    the escape of Libby Prison on February 9 of that year. There was also a major food shortage in Virginia, and the only way to relieve it was to send the prisoners to Georgia(Roberts, 23). On February 24, 1864 the first two hundred prisoners of Andersonville Prison arrived at the local train station. The prisoners were then led like cattle to the still unfinished pine stockade. When the prisoners entered the stockade they saw a large open area surrounded on three sides by a large pine wall. There were

  • Big Box Bust: The Wal-Mart Effect on Small Communities

    1417 Words  | 3 Pages

    Kit. “Five Myths About Big-Box Retail.” Institute for Local Self Reliance. 2009. Web. 27 Mar 2011. Chambers, Susan. “Reviewing and Revising Wal-Mart’s Benefit Strategy.” Memo to Wal- Mart’s Board of Directors. 2006. Civic Economics. “Andersonville Study of Retail Economics.” Oct 2004 Investopedia, terms. n.d. Web. 27 Mar 2011. Neumark, David, Junfu Zhang, Stephen Ciccarella. “The Effects of Wal-Mart on Local Labor Markets.” Discussion Paper Series, Paper 2545, University of Bonn

  • War Crime Essay

    1125 Words  | 3 Pages

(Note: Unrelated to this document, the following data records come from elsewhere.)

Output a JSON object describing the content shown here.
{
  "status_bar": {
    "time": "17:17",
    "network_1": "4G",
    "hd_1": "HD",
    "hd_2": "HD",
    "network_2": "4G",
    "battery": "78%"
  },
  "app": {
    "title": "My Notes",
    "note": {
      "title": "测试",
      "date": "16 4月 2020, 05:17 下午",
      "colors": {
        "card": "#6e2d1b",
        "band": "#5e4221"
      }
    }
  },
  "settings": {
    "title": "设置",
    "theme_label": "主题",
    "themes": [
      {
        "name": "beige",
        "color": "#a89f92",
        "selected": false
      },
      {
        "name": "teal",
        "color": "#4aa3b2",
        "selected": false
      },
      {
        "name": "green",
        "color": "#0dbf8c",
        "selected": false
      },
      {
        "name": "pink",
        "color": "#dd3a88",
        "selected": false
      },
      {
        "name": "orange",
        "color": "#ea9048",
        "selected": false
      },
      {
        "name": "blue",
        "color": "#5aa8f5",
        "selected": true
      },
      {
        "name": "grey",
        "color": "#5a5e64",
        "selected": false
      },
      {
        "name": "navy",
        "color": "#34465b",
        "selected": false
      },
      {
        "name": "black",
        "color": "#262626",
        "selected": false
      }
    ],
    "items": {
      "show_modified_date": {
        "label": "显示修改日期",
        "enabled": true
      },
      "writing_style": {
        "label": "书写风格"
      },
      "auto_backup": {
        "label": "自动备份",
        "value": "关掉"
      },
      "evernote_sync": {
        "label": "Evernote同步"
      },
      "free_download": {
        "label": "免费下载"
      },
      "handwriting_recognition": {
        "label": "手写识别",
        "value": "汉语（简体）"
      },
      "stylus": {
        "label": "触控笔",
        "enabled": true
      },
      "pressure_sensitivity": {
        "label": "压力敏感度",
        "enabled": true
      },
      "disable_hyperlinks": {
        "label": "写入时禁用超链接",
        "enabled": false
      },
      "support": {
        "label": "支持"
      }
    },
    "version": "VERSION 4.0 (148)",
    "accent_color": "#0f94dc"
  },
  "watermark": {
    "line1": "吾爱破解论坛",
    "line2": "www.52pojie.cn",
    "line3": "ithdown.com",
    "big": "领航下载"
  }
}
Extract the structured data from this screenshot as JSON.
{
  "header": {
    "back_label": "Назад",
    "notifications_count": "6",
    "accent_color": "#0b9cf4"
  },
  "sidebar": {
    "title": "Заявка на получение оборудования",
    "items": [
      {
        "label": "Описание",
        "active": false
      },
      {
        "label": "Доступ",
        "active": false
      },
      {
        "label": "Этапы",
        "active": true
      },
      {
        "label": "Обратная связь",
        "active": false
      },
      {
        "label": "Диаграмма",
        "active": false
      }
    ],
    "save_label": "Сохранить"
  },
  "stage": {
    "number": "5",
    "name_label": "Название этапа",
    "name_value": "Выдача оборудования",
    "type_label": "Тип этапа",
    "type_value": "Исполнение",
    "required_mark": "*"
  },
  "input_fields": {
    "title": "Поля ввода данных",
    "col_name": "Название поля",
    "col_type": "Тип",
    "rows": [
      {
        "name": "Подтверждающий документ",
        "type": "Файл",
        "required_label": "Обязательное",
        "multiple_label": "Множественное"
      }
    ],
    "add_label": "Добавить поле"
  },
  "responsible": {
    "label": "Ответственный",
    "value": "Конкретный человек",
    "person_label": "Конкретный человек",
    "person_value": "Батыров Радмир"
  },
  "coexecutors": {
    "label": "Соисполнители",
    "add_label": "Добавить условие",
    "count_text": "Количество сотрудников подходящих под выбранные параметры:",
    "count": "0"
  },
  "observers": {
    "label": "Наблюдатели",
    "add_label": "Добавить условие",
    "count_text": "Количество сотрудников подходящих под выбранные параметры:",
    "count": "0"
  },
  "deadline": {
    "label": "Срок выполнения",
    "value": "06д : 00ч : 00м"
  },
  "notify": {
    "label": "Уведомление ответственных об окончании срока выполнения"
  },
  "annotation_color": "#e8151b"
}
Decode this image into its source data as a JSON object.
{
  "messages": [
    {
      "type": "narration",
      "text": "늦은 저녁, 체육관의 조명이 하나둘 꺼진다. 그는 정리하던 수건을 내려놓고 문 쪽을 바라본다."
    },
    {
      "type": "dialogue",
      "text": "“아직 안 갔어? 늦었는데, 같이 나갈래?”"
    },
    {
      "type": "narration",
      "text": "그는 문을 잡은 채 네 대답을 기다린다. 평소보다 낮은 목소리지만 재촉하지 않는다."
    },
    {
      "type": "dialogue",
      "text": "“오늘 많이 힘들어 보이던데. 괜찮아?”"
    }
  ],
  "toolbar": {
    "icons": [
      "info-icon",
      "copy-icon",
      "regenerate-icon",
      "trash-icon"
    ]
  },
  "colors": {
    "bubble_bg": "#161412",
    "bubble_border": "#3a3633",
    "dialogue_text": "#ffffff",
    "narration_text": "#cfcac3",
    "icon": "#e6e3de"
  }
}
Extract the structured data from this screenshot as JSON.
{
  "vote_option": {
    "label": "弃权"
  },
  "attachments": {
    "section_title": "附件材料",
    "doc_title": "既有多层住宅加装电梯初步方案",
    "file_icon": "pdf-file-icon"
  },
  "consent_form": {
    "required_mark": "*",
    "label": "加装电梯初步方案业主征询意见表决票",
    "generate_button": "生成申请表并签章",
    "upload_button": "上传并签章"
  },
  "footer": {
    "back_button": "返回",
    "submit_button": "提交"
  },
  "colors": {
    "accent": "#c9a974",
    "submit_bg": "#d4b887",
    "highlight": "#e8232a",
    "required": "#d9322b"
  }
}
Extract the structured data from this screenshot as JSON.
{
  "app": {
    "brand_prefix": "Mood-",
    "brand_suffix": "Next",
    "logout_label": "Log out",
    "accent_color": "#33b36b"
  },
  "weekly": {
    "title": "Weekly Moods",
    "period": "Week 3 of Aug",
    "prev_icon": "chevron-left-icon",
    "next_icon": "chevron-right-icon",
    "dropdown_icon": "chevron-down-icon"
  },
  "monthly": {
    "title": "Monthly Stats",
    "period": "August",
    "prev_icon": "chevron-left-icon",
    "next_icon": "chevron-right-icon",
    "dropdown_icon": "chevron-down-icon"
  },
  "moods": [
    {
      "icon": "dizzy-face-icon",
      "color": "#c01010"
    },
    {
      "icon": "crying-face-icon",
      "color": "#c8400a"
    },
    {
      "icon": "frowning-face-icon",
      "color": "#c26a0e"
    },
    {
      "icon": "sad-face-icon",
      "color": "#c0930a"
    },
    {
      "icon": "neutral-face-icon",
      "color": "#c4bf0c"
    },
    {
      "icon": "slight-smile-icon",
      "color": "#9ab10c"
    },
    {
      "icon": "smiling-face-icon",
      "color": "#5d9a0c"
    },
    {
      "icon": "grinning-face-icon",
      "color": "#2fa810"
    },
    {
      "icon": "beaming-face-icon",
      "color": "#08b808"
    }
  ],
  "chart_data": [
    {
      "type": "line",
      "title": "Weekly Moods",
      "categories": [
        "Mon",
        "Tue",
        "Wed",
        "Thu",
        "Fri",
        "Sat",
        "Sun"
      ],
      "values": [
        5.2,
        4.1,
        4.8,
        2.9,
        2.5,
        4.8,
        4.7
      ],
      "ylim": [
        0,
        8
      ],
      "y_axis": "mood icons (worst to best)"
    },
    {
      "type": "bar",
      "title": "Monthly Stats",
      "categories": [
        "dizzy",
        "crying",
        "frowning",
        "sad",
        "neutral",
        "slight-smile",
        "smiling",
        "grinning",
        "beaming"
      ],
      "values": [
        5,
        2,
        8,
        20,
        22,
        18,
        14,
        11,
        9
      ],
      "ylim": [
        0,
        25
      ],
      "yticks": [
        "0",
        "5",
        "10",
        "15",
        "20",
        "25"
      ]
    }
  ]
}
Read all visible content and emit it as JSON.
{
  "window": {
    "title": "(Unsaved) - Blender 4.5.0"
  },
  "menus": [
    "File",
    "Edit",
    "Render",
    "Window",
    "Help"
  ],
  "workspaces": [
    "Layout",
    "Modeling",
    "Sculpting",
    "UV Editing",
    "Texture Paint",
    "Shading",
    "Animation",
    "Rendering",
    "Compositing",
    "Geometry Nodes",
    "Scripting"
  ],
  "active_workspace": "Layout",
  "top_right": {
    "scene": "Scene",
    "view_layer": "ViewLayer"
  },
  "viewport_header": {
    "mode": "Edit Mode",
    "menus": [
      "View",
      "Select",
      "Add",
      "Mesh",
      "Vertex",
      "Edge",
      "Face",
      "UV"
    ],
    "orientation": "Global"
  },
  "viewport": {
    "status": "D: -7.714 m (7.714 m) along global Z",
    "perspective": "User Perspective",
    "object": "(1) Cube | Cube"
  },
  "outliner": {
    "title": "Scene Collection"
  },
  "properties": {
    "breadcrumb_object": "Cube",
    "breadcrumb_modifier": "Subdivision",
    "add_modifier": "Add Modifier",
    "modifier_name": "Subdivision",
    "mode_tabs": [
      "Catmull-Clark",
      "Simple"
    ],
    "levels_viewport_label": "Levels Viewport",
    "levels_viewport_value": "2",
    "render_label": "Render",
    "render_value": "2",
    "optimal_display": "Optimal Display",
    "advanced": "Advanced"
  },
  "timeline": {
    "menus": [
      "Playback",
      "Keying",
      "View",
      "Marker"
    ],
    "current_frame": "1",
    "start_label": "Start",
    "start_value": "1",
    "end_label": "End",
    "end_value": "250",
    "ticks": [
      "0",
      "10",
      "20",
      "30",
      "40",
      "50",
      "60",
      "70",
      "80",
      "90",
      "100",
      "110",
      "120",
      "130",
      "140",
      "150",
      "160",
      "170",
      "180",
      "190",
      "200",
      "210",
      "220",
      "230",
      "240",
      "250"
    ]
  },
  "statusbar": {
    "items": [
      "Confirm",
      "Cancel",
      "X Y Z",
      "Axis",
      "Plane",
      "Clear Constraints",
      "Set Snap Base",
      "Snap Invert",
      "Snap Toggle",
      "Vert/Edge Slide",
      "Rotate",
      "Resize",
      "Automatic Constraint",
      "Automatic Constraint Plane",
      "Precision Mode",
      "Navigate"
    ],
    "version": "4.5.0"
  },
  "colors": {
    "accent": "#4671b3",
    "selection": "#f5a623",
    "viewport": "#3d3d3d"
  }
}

    A war crime is an unjust act of violence in which a military personnel violates the laws and acceptable behaviors of a war. Despite all the violence in a war, a soldier shooting another is not considered a war crime because it is not a violation to the laws and practices of a war, and it is considered just. A war crime is defined as a “violations [violation] of the laws and customs of war” (“War Crimes”), and are attacks “against civilian populations, prisoners of war, or in some cases enemy soldiers

  • Clara Barton

    569 Words  | 2 Pages

    “I have an almost complete disregard of precedent, and a faith in the possibility of something better. It irritates me to be told how things have always been done. I defy the tyranny of precedent. I go for anything new that might improve the past” as said by Clara Barton. One of the most remarkable human being in this world, Clara Barton, has made this world a better place. She was kind-hearted and ready to lend a hand. Always striving to make the world a better place, Clara Barton made a difference

  • Florence Nightingale and Clara Barton: Modern Nursing

    1344 Words  | 3 Pages

    Nursing as a profession dates back for at least several centuries. Those first truly recognized as nurses were wet nurses, or those who cared for the child when the mother was unable to. However, as with most modern jobs, nursing has progressed with the passage of time. Throughout history, there were many influential nurses, such as Clara Barton, founder of the American Red Cross. Moreover, one nurse known to many to have contributed greatly to the field of nursing is Florence Nightingale. Nightingale